This year, students and staff expanded into an 11-classroom addition at the middle school. The district also opened a new library and multipurpose room in the school complex. The $2 million project was funded through a lease-purchase agreement with Chrysler Capital Public Finance Corp., Kansas City, Mo., and the district's capital outlay fund.
"IT TAKES a commitment for a long period of time, and I think the reason some don't try it is because they're afraid with the ups and downs of state financing they might not have sufficient money to make the payments for 10 years," White said. "If other superintendents could find the money to commit to that, I'm sure they would do it."
He said the district has taken a number of small steps, such as reducing the amount of money that it carries over from year to year, to guarantee the availability of $240,000 each year for the lease-purchase payments.
"You have that money in your budget, and some districts prefer to save the carryover," he said. "But we spend that money on a building."
"It's probably been 20 years since we had a bond election," White said.
"As far as buildings and facilities go, we consider ourselves in a very good position. We're hopeful now that we won't have to do any additional building. The only thing that I could see being added somewhere down the line might be a second gym.
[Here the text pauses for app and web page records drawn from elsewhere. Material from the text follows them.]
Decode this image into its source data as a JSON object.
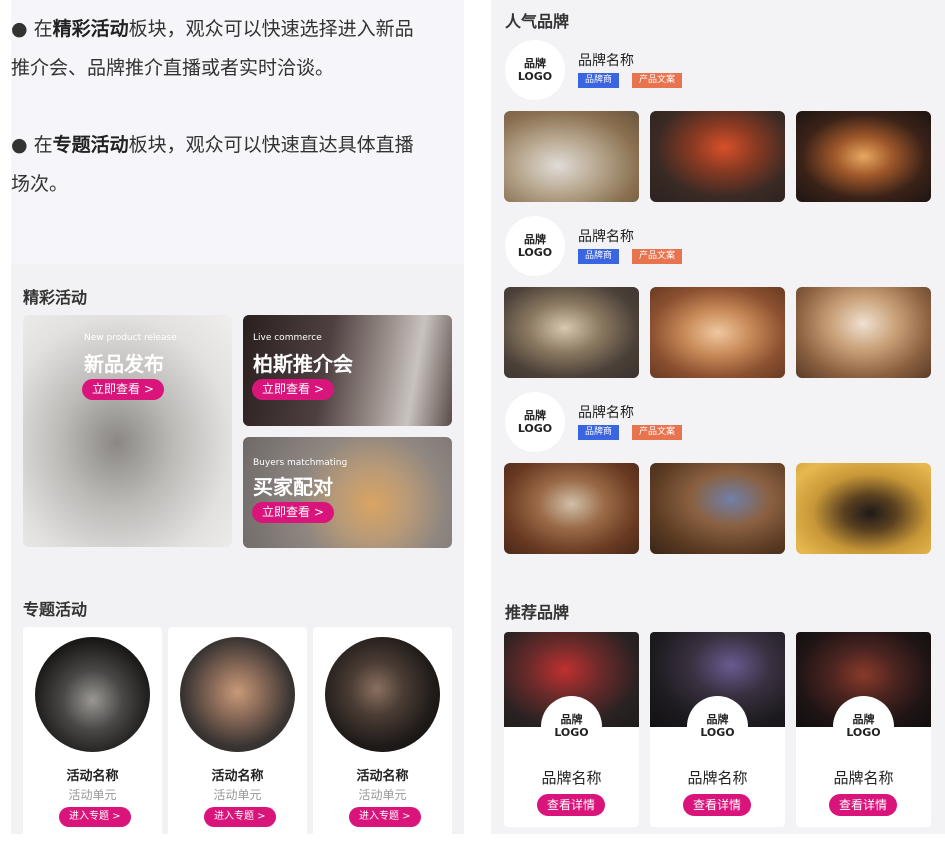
{
  "intro": {
    "p1": {
      "bullet": "●",
      "pre": "在",
      "bold": "精彩活动",
      "rest": "板块，观众可以快速选择进入新品",
      "line2": "推介会、品牌推介直播或者实时洽谈。"
    },
    "p2": {
      "bullet": "●",
      "pre": "在",
      "bold": "专题活动",
      "rest": "板块，观众可以快速直达具体直播",
      "line2": "场次。"
    }
  },
  "highlights": {
    "title": "精彩活动",
    "cards": [
      {
        "en": "New product release",
        "cn": "新品发布",
        "cta": "立即查看 >"
      },
      {
        "en": "Live commerce",
        "cn": "柏斯推介会",
        "cta": "立即查看 >"
      },
      {
        "en": "Buyers matchmating",
        "cn": "买家配对",
        "cta": "立即查看 >"
      }
    ]
  },
  "topics": {
    "title": "专题活动",
    "items": [
      {
        "name": "活动名称",
        "unit": "活动单元",
        "cta": "进入专题 >"
      },
      {
        "name": "活动名称",
        "unit": "活动单元",
        "cta": "进入专题 >"
      },
      {
        "name": "活动名称",
        "unit": "活动单元",
        "cta": "进入专题 >"
      }
    ]
  },
  "popular": {
    "title": "人气品牌",
    "brands": [
      {
        "logo1": "品牌",
        "logo2": "LOGO",
        "name": "品牌名称",
        "tag1": "品牌商",
        "tag2": "产品文案"
      },
      {
        "logo1": "品牌",
        "logo2": "LOGO",
        "name": "品牌名称",
        "tag1": "品牌商",
        "tag2": "产品文案"
      },
      {
        "logo1": "品牌",
        "logo2": "LOGO",
        "name": "品牌名称",
        "tag1": "品牌商",
        "tag2": "产品文案"
      }
    ]
  },
  "recommended": {
    "title": "推荐品牌",
    "items": [
      {
        "logo1": "品牌",
        "logo2": "LOGO",
        "name": "品牌名称",
        "cta": "查看详情"
      },
      {
        "logo1": "品牌",
        "logo2": "LOGO",
        "name": "品牌名称",
        "cta": "查看详情"
      },
      {
        "logo1": "品牌",
        "logo2": "LOGO",
        "name": "品牌名称",
        "cta": "查看详情"
      }
    ]
  },
  "colors": {
    "accent": "#d9157b",
    "tag_blue": "#3a64e0",
    "tag_orange": "#e8734f"
  }
}
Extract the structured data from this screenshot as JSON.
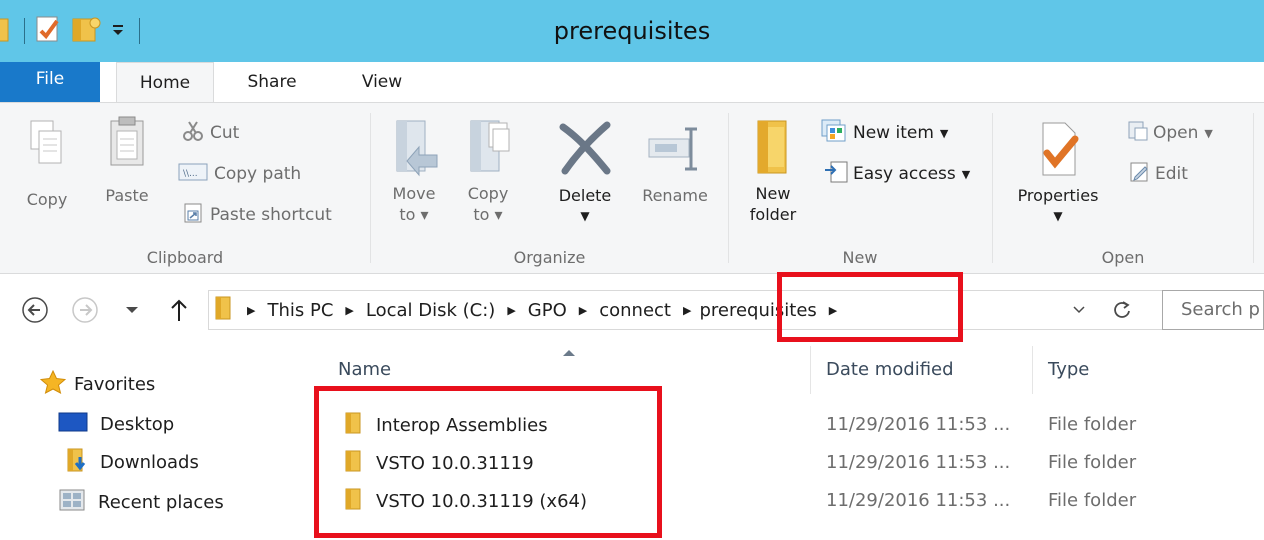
{
  "window": {
    "title": "prerequisites"
  },
  "ribbon_tabs": [
    {
      "label": "File"
    },
    {
      "label": "Home"
    },
    {
      "label": "Share"
    },
    {
      "label": "View"
    }
  ],
  "clipboard": {
    "copy": "Copy",
    "paste": "Paste",
    "cut": "Cut",
    "copy_path": "Copy path",
    "paste_shortcut": "Paste shortcut",
    "group_label": "Clipboard"
  },
  "organize": {
    "move_to_1": "Move",
    "move_to_2": "to",
    "copy_to_1": "Copy",
    "copy_to_2": "to",
    "delete": "Delete",
    "rename": "Rename",
    "group_label": "Organize"
  },
  "new_group": {
    "new_folder_1": "New",
    "new_folder_2": "folder",
    "new_item": "New item",
    "easy_access": "Easy access",
    "group_label": "New"
  },
  "open_group": {
    "properties": "Properties",
    "open": "Open",
    "edit": "Edit",
    "group_label": "Open"
  },
  "breadcrumb": [
    "This PC",
    "Local Disk (C:)",
    "GPO",
    "connect",
    "prerequisites"
  ],
  "search": {
    "placeholder": "Search p"
  },
  "nav_pane": {
    "favorites": "Favorites",
    "items": [
      "Desktop",
      "Downloads",
      "Recent places"
    ]
  },
  "file_list": {
    "columns": {
      "name": "Name",
      "date": "Date modified",
      "type": "Type"
    },
    "rows": [
      {
        "name": "Interop Assemblies",
        "date": "11/29/2016 11:53 ...",
        "type": "File folder"
      },
      {
        "name": "VSTO 10.0.31119",
        "date": "11/29/2016 11:53 ...",
        "type": "File folder"
      },
      {
        "name": "VSTO 10.0.31119 (x64)",
        "date": "11/29/2016 11:53 ...",
        "type": "File folder"
      }
    ]
  },
  "colors": {
    "titlebar": "#60c6e8",
    "file_tab": "#1979ca",
    "highlight": "#e8101c",
    "folder": "#f0c24a"
  },
  "icons": {
    "qat": [
      "folder-icon",
      "properties-icon",
      "new-folder-icon",
      "dropdown-icon"
    ],
    "clipboard": [
      "copy-icon",
      "paste-icon",
      "cut-icon",
      "copy-path-icon",
      "paste-shortcut-icon"
    ],
    "organize": [
      "move-to-icon",
      "copy-to-icon",
      "delete-icon",
      "rename-icon"
    ],
    "new": [
      "new-folder-icon",
      "new-item-icon",
      "easy-access-icon"
    ],
    "open": [
      "properties-icon",
      "open-icon",
      "edit-icon"
    ]
  }
}
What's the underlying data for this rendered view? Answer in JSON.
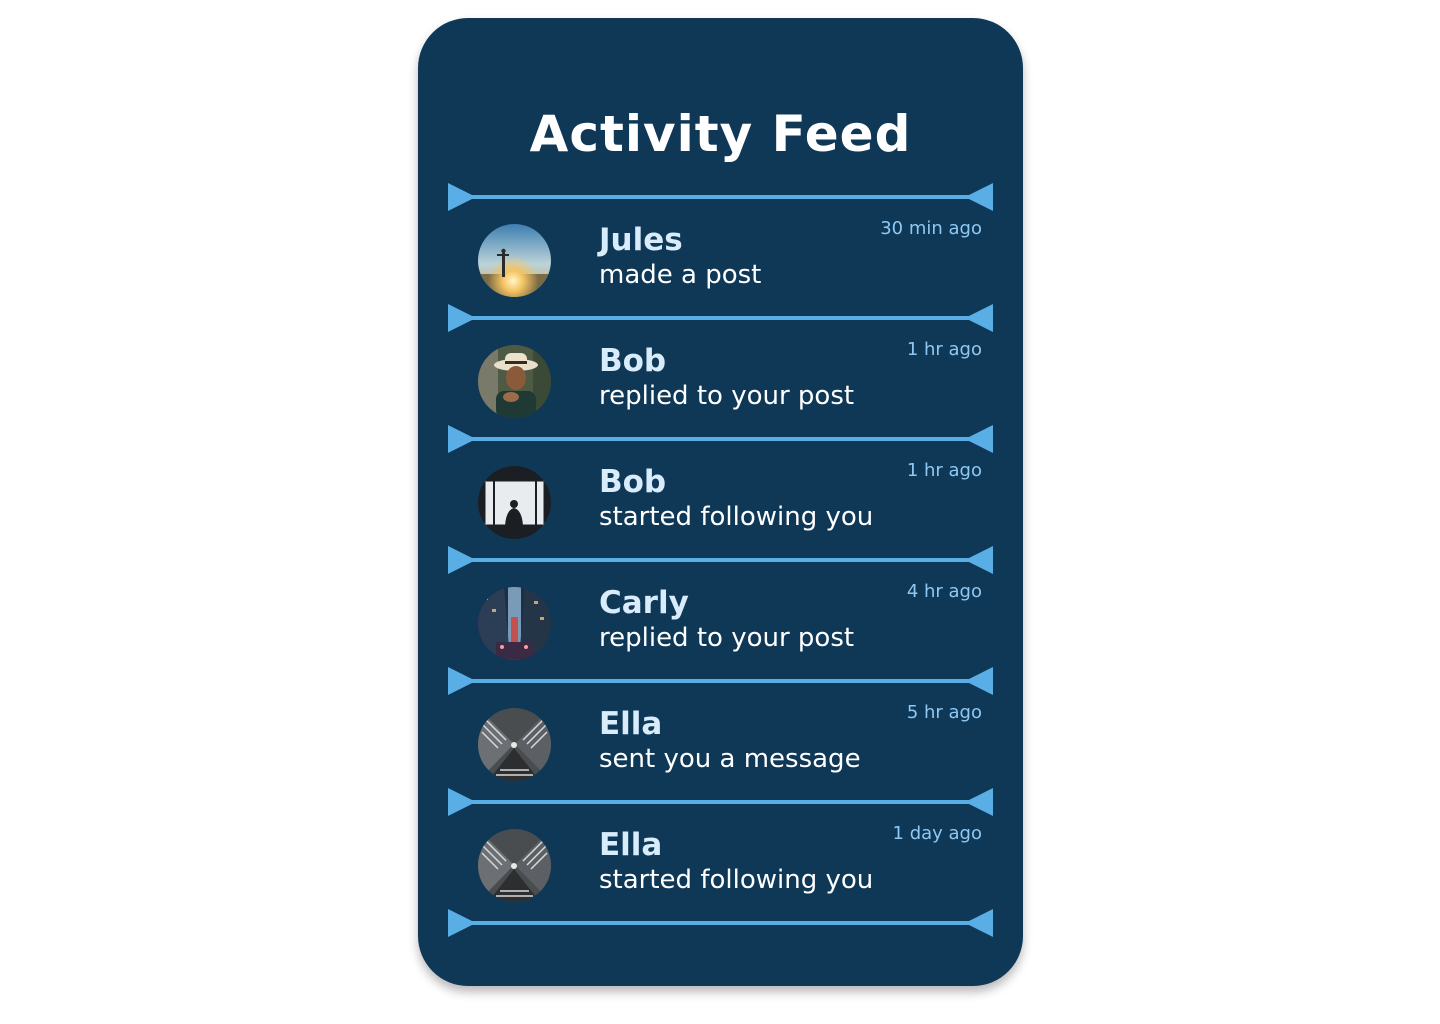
{
  "feed": {
    "title": "Activity Feed",
    "colors": {
      "card_background": "#0f3857",
      "divider": "#5aaee6",
      "name_text": "#d9ecfb",
      "time_text": "#8fc8f2"
    },
    "items": [
      {
        "name": "Jules",
        "action": "made a post",
        "time": "30 min ago",
        "avatar": "person-sunset-photo"
      },
      {
        "name": "Bob",
        "action": "replied to your post",
        "time": "1 hr ago",
        "avatar": "man-with-hat-photo"
      },
      {
        "name": "Bob",
        "action": "started following you",
        "time": "1 hr ago",
        "avatar": "silhouette-window-photo"
      },
      {
        "name": "Carly",
        "action": "replied to your post",
        "time": "4 hr ago",
        "avatar": "city-street-photo"
      },
      {
        "name": "Ella",
        "action": "sent you a message",
        "time": "5 hr ago",
        "avatar": "escalator-photo"
      },
      {
        "name": "Ella",
        "action": "started following you",
        "time": "1 day ago",
        "avatar": "escalator-photo"
      }
    ]
  }
}
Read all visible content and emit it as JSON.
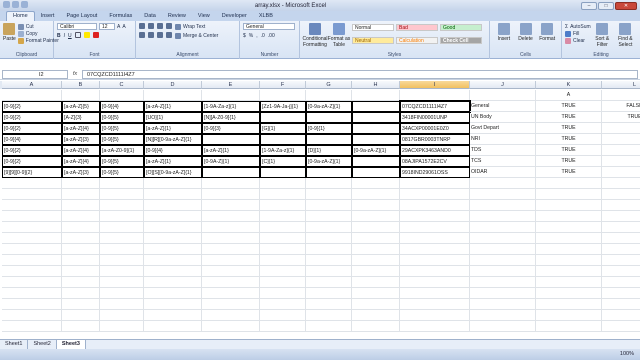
{
  "window": {
    "title": "array.xlsx - Microsoft Excel"
  },
  "tabs": [
    "Home",
    "Insert",
    "Page Layout",
    "Formulas",
    "Data",
    "Review",
    "View",
    "Developer",
    "XLBB"
  ],
  "ribbon": {
    "clipboard": {
      "paste": "Paste",
      "cut": "Cut",
      "copy": "Copy",
      "format_painter": "Format Painter",
      "label": "Clipboard"
    },
    "font": {
      "name": "Calibri",
      "size": "12",
      "label": "Font"
    },
    "alignment": {
      "wrap": "Wrap Text",
      "merge": "Merge & Center",
      "label": "Alignment"
    },
    "number": {
      "format": "General",
      "label": "Number"
    },
    "styles": {
      "conditional": "Conditional Formatting",
      "format_table": "Format as Table",
      "normal": "Normal",
      "bad": "Bad",
      "good": "Good",
      "neutral": "Neutral",
      "calculation": "Calculation",
      "check": "Check Cell",
      "label": "Styles"
    },
    "cells": {
      "insert": "Insert",
      "delete": "Delete",
      "format": "Format",
      "label": "Cells"
    },
    "editing": {
      "autosum": "AutoSum",
      "fill": "Fill",
      "clear": "Clear",
      "sort": "Sort & Filter",
      "find": "Find & Select",
      "label": "Editing"
    }
  },
  "formula_bar": {
    "name_box": "I2",
    "fx": "fx",
    "value": "07CQZCD1111I4Z7"
  },
  "columns": [
    "A",
    "B",
    "C",
    "D",
    "E",
    "F",
    "G",
    "H",
    "I",
    "J",
    "K",
    "L"
  ],
  "rows": [
    {
      "A": "",
      "B": "",
      "C": "",
      "D": "",
      "E": "",
      "F": "",
      "G": "",
      "H": "",
      "I": "",
      "J": "",
      "K": "A",
      "L": ""
    },
    {
      "A": "[0-9]{2}",
      "B": "[a-zA-Z]{5}",
      "C": "[0-9]{4}",
      "D": "[a-zA-Z]{1}",
      "E": "[1-9A-Za-z]{1}",
      "F": "[Zz1-9A-Ja-j]{1}",
      "G": "[0-9a-zA-Z]{1}",
      "H": "",
      "I": "07CQZCD1111I4Z7",
      "J": "General",
      "K": "TRUE",
      "L": "FALSE"
    },
    {
      "A": "[0-9]{2}",
      "B": "[A-Z]{3}",
      "C": "[0-9]{5}",
      "D": "[UO]{1}",
      "E": "[N][A-Z0-9]{1}",
      "F": "",
      "G": "",
      "H": "",
      "I": "3418FIN00001UNP",
      "J": "UN Body",
      "K": "TRUE",
      "L": "TRUE"
    },
    {
      "A": "[0-9]{2}",
      "B": "[a-zA-Z]{4}",
      "C": "[0-9]{5}",
      "D": "[a-zA-Z]{1}",
      "E": "[0-9]{3}",
      "F": "[G]{1}",
      "G": "[0-9]{1}",
      "H": "",
      "I": "34ACXP00001E0Z0",
      "J": "Govt Depart",
      "K": "TRUE",
      "L": ""
    },
    {
      "A": "[0-9]{4}",
      "B": "[a-zA-Z]{3}",
      "C": "[0-9]{5}",
      "D": "[N][R][0-9a-zA-Z]{1}",
      "E": "",
      "F": "",
      "G": "",
      "H": "",
      "I": "0817GBR0003TNRP",
      "J": "NRI",
      "K": "TRUE",
      "L": ""
    },
    {
      "A": "[0-9]{2}",
      "B": "[a-zA-Z]{4}",
      "C": "[a-zA-Z0-9]{1}",
      "D": "[0-9]{4}",
      "E": "[a-zA-Z]{1}",
      "F": "[1-9A-Za-z]{1}",
      "G": "[D]{1}",
      "H": "[0-9a-zA-Z]{1}",
      "I": "29ACXPK3463AND0",
      "J": "TDS",
      "K": "TRUE",
      "L": ""
    },
    {
      "A": "[0-9]{2}",
      "B": "[a-zA-Z]{4}",
      "C": "[0-9]{5}",
      "D": "[a-zA-Z]{1}",
      "E": "[0-9A-Z]{1}",
      "F": "[C]{1}",
      "G": "[0-9a-zA-Z]{1}",
      "H": "",
      "I": "08AJIPA1572E2CV",
      "J": "TCS",
      "K": "TRUE",
      "L": ""
    },
    {
      "A": "[9][9][0-9]{2}",
      "B": "[a-zA-Z]{3}",
      "C": "[0-9]{5}",
      "D": "[O][S][0-9a-zA-Z]{1}",
      "E": "",
      "F": "",
      "G": "",
      "H": "",
      "I": "9918IND29061OSS",
      "J": "OIDAR",
      "K": "TRUE",
      "L": ""
    }
  ],
  "sheets": [
    "Sheet1",
    "Sheet2",
    "Sheet3"
  ],
  "status": {
    "left": "",
    "zoom": "100%"
  }
}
I think we should be in good shape for eight to 10 years."
The Heartland Center hopes such success stories will serve as inspiration for other rural communities facing hard times.
"Our general advice to communities is that they think of strengths they have that they can build upon or weaknesses they need to compensate for," Wall said. "The successful small towns that we've studied have demonstrated the capability to do that."